(Directions): Below is a set of records; reproduce them exactly without their pictures.

(Data excerpts):
------------------------
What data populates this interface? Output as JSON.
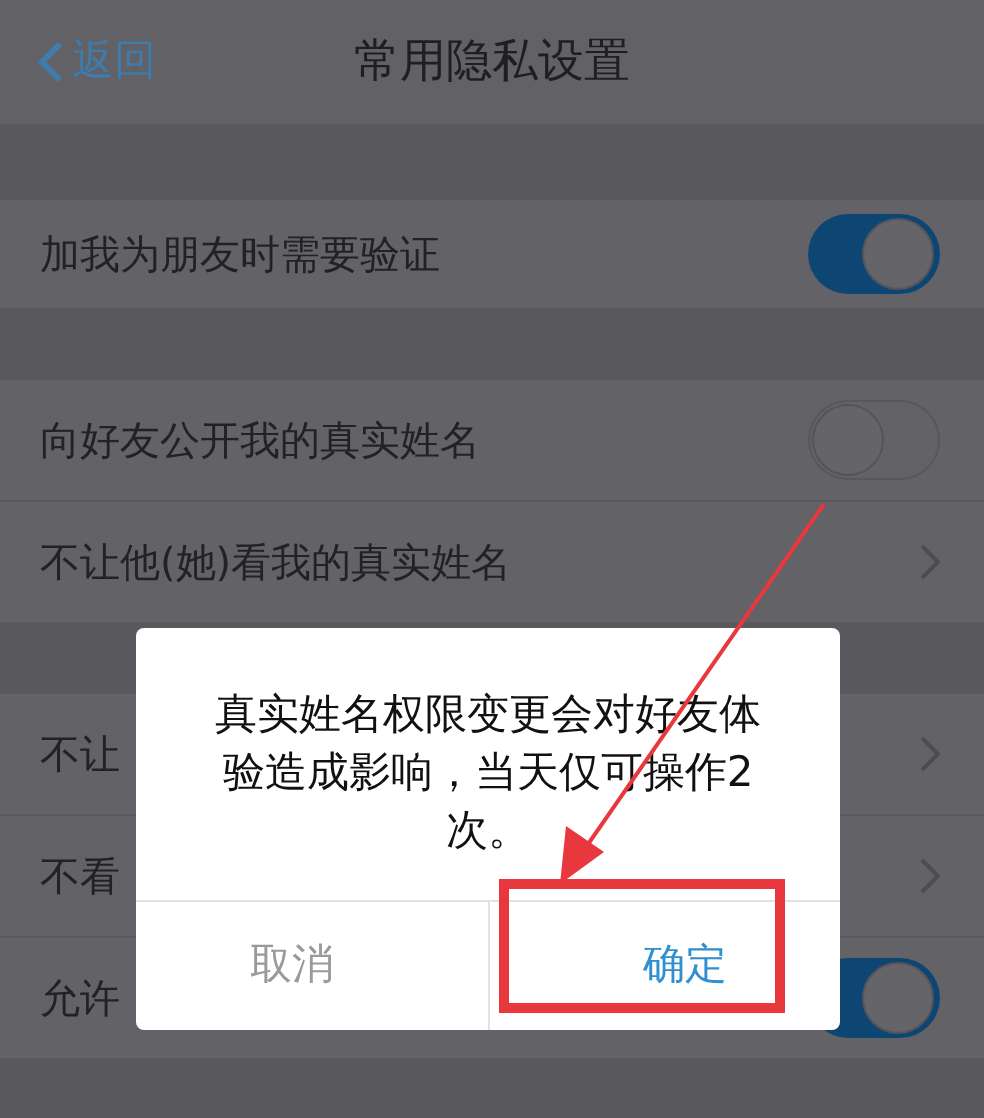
{
  "nav": {
    "back": "返回",
    "title": "常用隐私设置"
  },
  "sections": [
    {
      "rows": [
        {
          "kind": "toggle",
          "label": "加我为朋友时需要验证",
          "on": true
        }
      ]
    },
    {
      "rows": [
        {
          "kind": "toggle",
          "label": "向好友公开我的真实姓名",
          "on": false
        },
        {
          "kind": "link",
          "label": "不让他(她)看我的真实姓名"
        }
      ]
    },
    {
      "rows": [
        {
          "kind": "link",
          "label": "不让"
        },
        {
          "kind": "link",
          "label": "不看"
        },
        {
          "kind": "toggle",
          "label": "允许",
          "on": true
        }
      ]
    }
  ],
  "dialog": {
    "message": "真实姓名权限变更会对好友体验造成影响，当天仅可操作2次。",
    "buttons": [
      {
        "label": "取消",
        "primary": false
      },
      {
        "label": "确定",
        "primary": true
      }
    ]
  }
}
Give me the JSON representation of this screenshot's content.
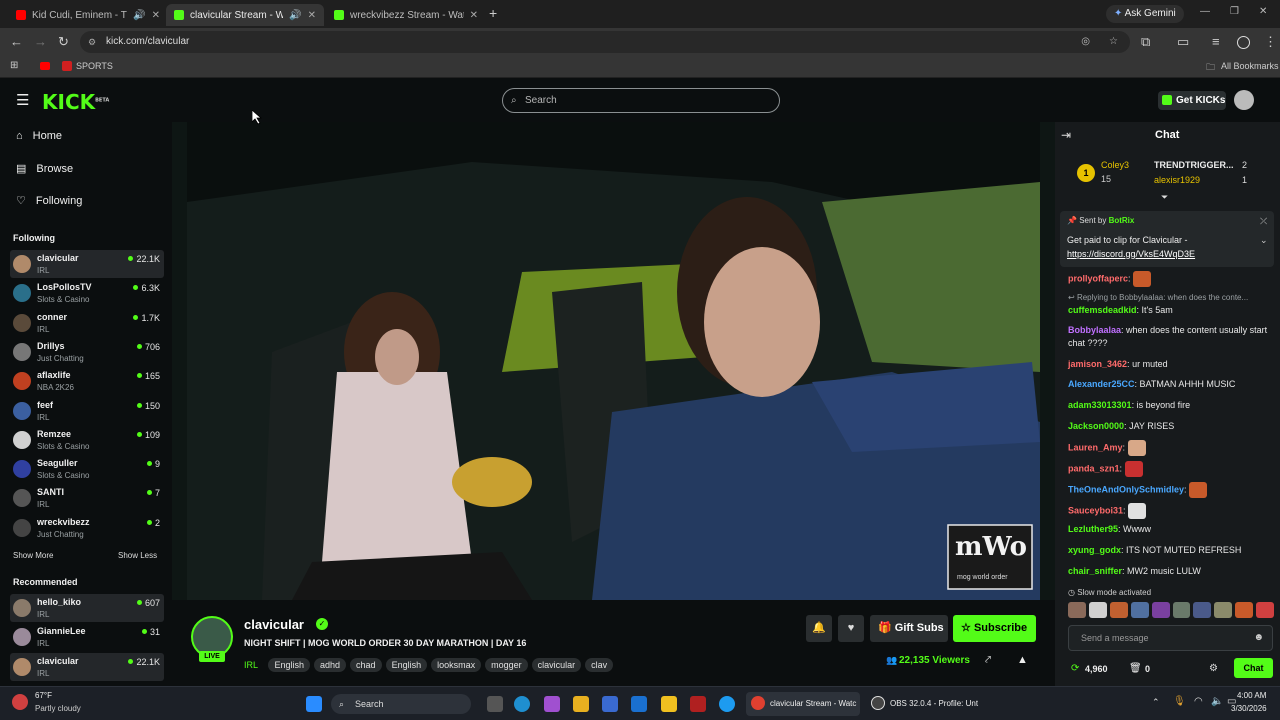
{
  "browser": {
    "tabs": [
      {
        "title": "Kid Cudi, Eminem - The Adv",
        "fav": "#ff0000"
      },
      {
        "title": "clavicular Stream - Watch Li",
        "fav": "#53fc18"
      },
      {
        "title": "wreckvibezz Stream - Watch Live",
        "fav": "#53fc18"
      }
    ],
    "ask_gemini": "Ask Gemini",
    "url": "kick.com/clavicular",
    "bookmark_sports": "SPORTS",
    "all_bookmarks": "All Bookmarks"
  },
  "header": {
    "logo": "KICK",
    "logo_sup": "BETA",
    "search_placeholder": "Search",
    "get_kicks": "Get KICKs"
  },
  "sidebar": {
    "nav": [
      {
        "label": "Home",
        "icon": "home-icon"
      },
      {
        "label": "Browse",
        "icon": "browse-icon"
      },
      {
        "label": "Following",
        "icon": "heart-icon"
      }
    ],
    "following_title": "Following",
    "following": [
      {
        "name": "clavicular",
        "category": "IRL",
        "viewers": "22.1K",
        "color": "#b08a6a"
      },
      {
        "name": "LosPollosTV",
        "category": "Slots & Casino",
        "viewers": "6.3K",
        "color": "#2a6f8a"
      },
      {
        "name": "conner",
        "category": "IRL",
        "viewers": "1.7K",
        "color": "#5a4a3a"
      },
      {
        "name": "Drillys",
        "category": "Just Chatting",
        "viewers": "706",
        "color": "#777777"
      },
      {
        "name": "aflaxlife",
        "category": "NBA 2K26",
        "viewers": "165",
        "color": "#c04020"
      },
      {
        "name": "feef",
        "category": "IRL",
        "viewers": "150",
        "color": "#3b5fa0"
      },
      {
        "name": "Remzee",
        "category": "Slots & Casino",
        "viewers": "109",
        "color": "#d0d0d0"
      },
      {
        "name": "Seaguller",
        "category": "Slots & Casino",
        "viewers": "9",
        "color": "#3040a0"
      },
      {
        "name": "SANTI",
        "category": "IRL",
        "viewers": "7",
        "color": "#555555"
      },
      {
        "name": "wreckvibezz",
        "category": "Just Chatting",
        "viewers": "2",
        "color": "#444444"
      }
    ],
    "show_more": "Show More",
    "show_less": "Show Less",
    "recommended_title": "Recommended",
    "recommended": [
      {
        "name": "hello_kiko",
        "category": "IRL",
        "viewers": "607",
        "color": "#8a7a6a"
      },
      {
        "name": "GiannieLee",
        "category": "IRL",
        "viewers": "31",
        "color": "#9a8a9a"
      },
      {
        "name": "clavicular",
        "category": "IRL",
        "viewers": "22.1K",
        "color": "#b08a6a"
      }
    ]
  },
  "video": {
    "watermark": "mWo",
    "watermark_sub": "mog world order"
  },
  "stream": {
    "channel": "clavicular",
    "live": "LIVE",
    "title": "NIGHT SHIFT | MOG WORLD ORDER 30 DAY MARATHON | DAY 16",
    "category": "IRL",
    "tags": [
      "English",
      "adhd",
      "chad",
      "English",
      "looksmax",
      "mogger",
      "clavicular",
      "clav"
    ],
    "gift_subs": "Gift Subs",
    "subscribe": "Subscribe",
    "viewers": "22,135 Viewers",
    "accent": "#53fc18"
  },
  "chat": {
    "title": "Chat",
    "leaderboard": [
      {
        "rank": "1",
        "name": "Coley3",
        "count": "15"
      },
      {
        "name": "TRENDTRIGGER...",
        "count": "2"
      },
      {
        "name": "alexisr1929",
        "count": "1"
      }
    ],
    "pinned_sent_by": "Sent by",
    "pinned_bot": "BotRix",
    "pinned_text": "Get paid to clip for Clavicular -",
    "pinned_link": "https://discord.gg/VksE4WqD3E",
    "messages": [
      {
        "user": "prollyoffaperc",
        "color": "#ff6b6b",
        "text": "",
        "emote": "#c85a2a"
      },
      {
        "reply": "Replying to Bobbylaalaa: when does the conte..."
      },
      {
        "user": "cuffemsdeadkid",
        "color": "#53fc18",
        "text": "It's 5am"
      },
      {
        "user": "Bobbylaalaa",
        "color": "#c070ff",
        "text": "when does the content usually start chat ????"
      },
      {
        "user": "jamison_3462",
        "color": "#ff6b6b",
        "text": "ur muted"
      },
      {
        "user": "Alexander25CC",
        "color": "#4aa8ff",
        "text": "BATMAN AHHH MUSIC"
      },
      {
        "user": "adam33013301",
        "color": "#53fc18",
        "text": "is beyond fire"
      },
      {
        "user": "Jackson0000",
        "color": "#53fc18",
        "text": "JAY RISES"
      },
      {
        "user": "Lauren_Amy",
        "color": "#ff6b6b",
        "text": "",
        "emote": "#d8a888"
      },
      {
        "user": "panda_szn1",
        "color": "#ff6b6b",
        "text": "",
        "emote": "#c83030"
      },
      {
        "user": "TheOneAndOnlySchmidley",
        "color": "#4aa8ff",
        "text": "",
        "emote": "#c85a2a"
      },
      {
        "user": "Sauceyboi31",
        "color": "#ff6b6b",
        "text": "",
        "emote": "#e0e0e0"
      },
      {
        "user": "Lezluther95",
        "color": "#53fc18",
        "text": "Wwww"
      },
      {
        "user": "xyung_godx",
        "color": "#53fc18",
        "text": "ITS NOT MUTED REFRESH"
      },
      {
        "user": "chair_sniffer",
        "color": "#53fc18",
        "text": "MW2 music LULW"
      }
    ],
    "slow_mode": "Slow mode activated",
    "send_placeholder": "Send a message",
    "points": "4,960",
    "gifts": "0",
    "chat_button": "Chat"
  },
  "taskbar": {
    "weather_temp": "67°F",
    "weather_desc": "Partly cloudy",
    "search": "Search",
    "app1": "clavicular Stream - Watc",
    "app2": "OBS 32.0.4 - Profile: Unt",
    "time": "4:00 AM",
    "date": "3/30/2026"
  }
}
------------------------
(Answer box):
What data populates this interface? Output as JSON.
{
  "nav": {
    "back": "返回",
    "title": "常用隐私设置"
  },
  "sections": [
    {
      "rows": [
        {
          "kind": "toggle",
          "label": "加我为朋友时需要验证",
          "on": true
        }
      ]
    },
    {
      "rows": [
        {
          "kind": "toggle",
          "label": "向好友公开我的真实姓名",
          "on": false
        },
        {
          "kind": "link",
          "label": "不让他(她)看我的真实姓名"
        }
      ]
    },
    {
      "rows": [
        {
          "kind": "link",
          "label": "不让"
        },
        {
          "kind": "link",
          "label": "不看"
        },
        {
          "kind": "toggle",
          "label": "允许",
          "on": true
        }
      ]
    }
  ],
  "dialog": {
    "message": "真实姓名权限变更会对好友体验造成影响，当天仅可操作2次。",
    "buttons": [
      {
        "label": "取消",
        "primary": false
      },
      {
        "label": "确定",
        "primary": true
      }
    ]
  }
}
Give me the JSON representation of this screenshot's content.
{
  "browser": {
    "tabs": [
      {
        "title": "Kid Cudi, Eminem - The Adv",
        "fav": "#ff0000"
      },
      {
        "title": "clavicular Stream - Watch Li",
        "fav": "#53fc18"
      },
      {
        "title": "wreckvibezz Stream - Watch Live",
        "fav": "#53fc18"
      }
    ],
    "ask_gemini": "Ask Gemini",
    "url": "kick.com/clavicular",
    "bookmark_sports": "SPORTS",
    "all_bookmarks": "All Bookmarks"
  },
  "header": {
    "logo": "KICK",
    "logo_sup": "BETA",
    "search_placeholder": "Search",
    "get_kicks": "Get KICKs"
  },
  "sidebar": {
    "nav": [
      {
        "label": "Home",
        "icon": "home-icon"
      },
      {
        "label": "Browse",
        "icon": "browse-icon"
      },
      {
        "label": "Following",
        "icon": "heart-icon"
      }
    ],
    "following_title": "Following",
    "following": [
      {
        "name": "clavicular",
        "category": "IRL",
        "viewers": "22.1K",
        "color": "#b08a6a"
      },
      {
        "name": "LosPollosTV",
        "category": "Slots & Casino",
        "viewers": "6.3K",
        "color": "#2a6f8a"
      },
      {
        "name": "conner",
        "category": "IRL",
        "viewers": "1.7K",
        "color": "#5a4a3a"
      },
      {
        "name": "Drillys",
        "category": "Just Chatting",
        "viewers": "706",
        "color": "#777777"
      },
      {
        "name": "aflaxlife",
        "category": "NBA 2K26",
        "viewers": "165",
        "color": "#c04020"
      },
      {
        "name": "feef",
        "category": "IRL",
        "viewers": "150",
        "color": "#3b5fa0"
      },
      {
        "name": "Remzee",
        "category": "Slots & Casino",
        "viewers": "109",
        "color": "#d0d0d0"
      },
      {
        "name": "Seaguller",
        "category": "Slots & Casino",
        "viewers": "9",
        "color": "#3040a0"
      },
      {
        "name": "SANTI",
        "category": "IRL",
        "viewers": "7",
        "color": "#555555"
      },
      {
        "name": "wreckvibezz",
        "category": "Just Chatting",
        "viewers": "2",
        "color": "#444444"
      }
    ],
    "show_more": "Show More",
    "show_less": "Show Less",
    "recommended_title": "Recommended",
    "recommended": [
      {
        "name": "hello_kiko",
        "category": "IRL",
        "viewers": "607",
        "color": "#8a7a6a"
      },
      {
        "name": "GiannieLee",
        "category": "IRL",
        "viewers": "31",
        "color": "#9a8a9a"
      },
      {
        "name": "clavicular",
        "category": "IRL",
        "viewers": "22.1K",
        "color": "#b08a6a"
      }
    ]
  },
  "video": {
    "watermark": "mWo",
    "watermark_sub": "mog world order"
  },
  "stream": {
    "channel": "clavicular",
    "live": "LIVE",
    "title": "NIGHT SHIFT | MOG WORLD ORDER 30 DAY MARATHON | DAY 16",
    "category": "IRL",
    "tags": [
      "English",
      "adhd",
      "chad",
      "English",
      "looksmax",
      "mogger",
      "clavicular",
      "clav"
    ],
    "gift_subs": "Gift Subs",
    "subscribe": "Subscribe",
    "viewers": "22,135 Viewers",
    "accent": "#53fc18"
  },
  "chat": {
    "title": "Chat",
    "leaderboard": [
      {
        "rank": "1",
        "name": "Coley3",
        "count": "15"
      },
      {
        "name": "TRENDTRIGGER...",
        "count": "2"
      },
      {
        "name": "alexisr1929",
        "count": "1"
      }
    ],
    "pinned_sent_by": "Sent by",
    "pinned_bot": "BotRix",
    "pinned_text": "Get paid to clip for Clavicular -",
    "pinned_link": "https://discord.gg/VksE4WqD3E",
    "messages": [
      {
        "user": "prollyoffaperc",
        "color": "#ff6b6b",
        "text": "",
        "emote": "#c85a2a"
      },
      {
        "reply": "Replying to Bobbylaalaa: when does the conte..."
      },
      {
        "user": "cuffemsdeadkid",
        "color": "#53fc18",
        "text": "It's 5am"
      },
      {
        "user": "Bobbylaalaa",
        "color": "#c070ff",
        "text": "when does the content usually start chat ????"
      },
      {
        "user": "jamison_3462",
        "color": "#ff6b6b",
        "text": "ur muted"
      },
      {
        "user": "Alexander25CC",
        "color": "#4aa8ff",
        "text": "BATMAN AHHH MUSIC"
      },
      {
        "user": "adam33013301",
        "color": "#53fc18",
        "text": "is beyond fire"
      },
      {
        "user": "Jackson0000",
        "color": "#53fc18",
        "text": "JAY RISES"
      },
      {
        "user": "Lauren_Amy",
        "color": "#ff6b6b",
        "text": "",
        "emote": "#d8a888"
      },
      {
        "user": "panda_szn1",
        "color": "#ff6b6b",
        "text": "",
        "emote": "#c83030"
      },
      {
        "user": "TheOneAndOnlySchmidley",
        "color": "#4aa8ff",
        "text": "",
        "emote": "#c85a2a"
      },
      {
        "user": "Sauceyboi31",
        "color": "#ff6b6b",
        "text": "",
        "emote": "#e0e0e0"
      },
      {
        "user": "Lezluther95",
        "color": "#53fc18",
        "text": "Wwww"
      },
      {
        "user": "xyung_godx",
        "color": "#53fc18",
        "text": "ITS NOT MUTED REFRESH"
      },
      {
        "user": "chair_sniffer",
        "color": "#53fc18",
        "text": "MW2 music LULW"
      }
    ],
    "slow_mode": "Slow mode activated",
    "send_placeholder": "Send a message",
    "points": "4,960",
    "gifts": "0",
    "chat_button": "Chat"
  },
  "taskbar": {
    "weather_temp": "67°F",
    "weather_desc": "Partly cloudy",
    "search": "Search",
    "app1": "clavicular Stream - Watc",
    "app2": "OBS 32.0.4 - Profile: Unt",
    "time": "4:00 AM",
    "date": "3/30/2026"
  }
}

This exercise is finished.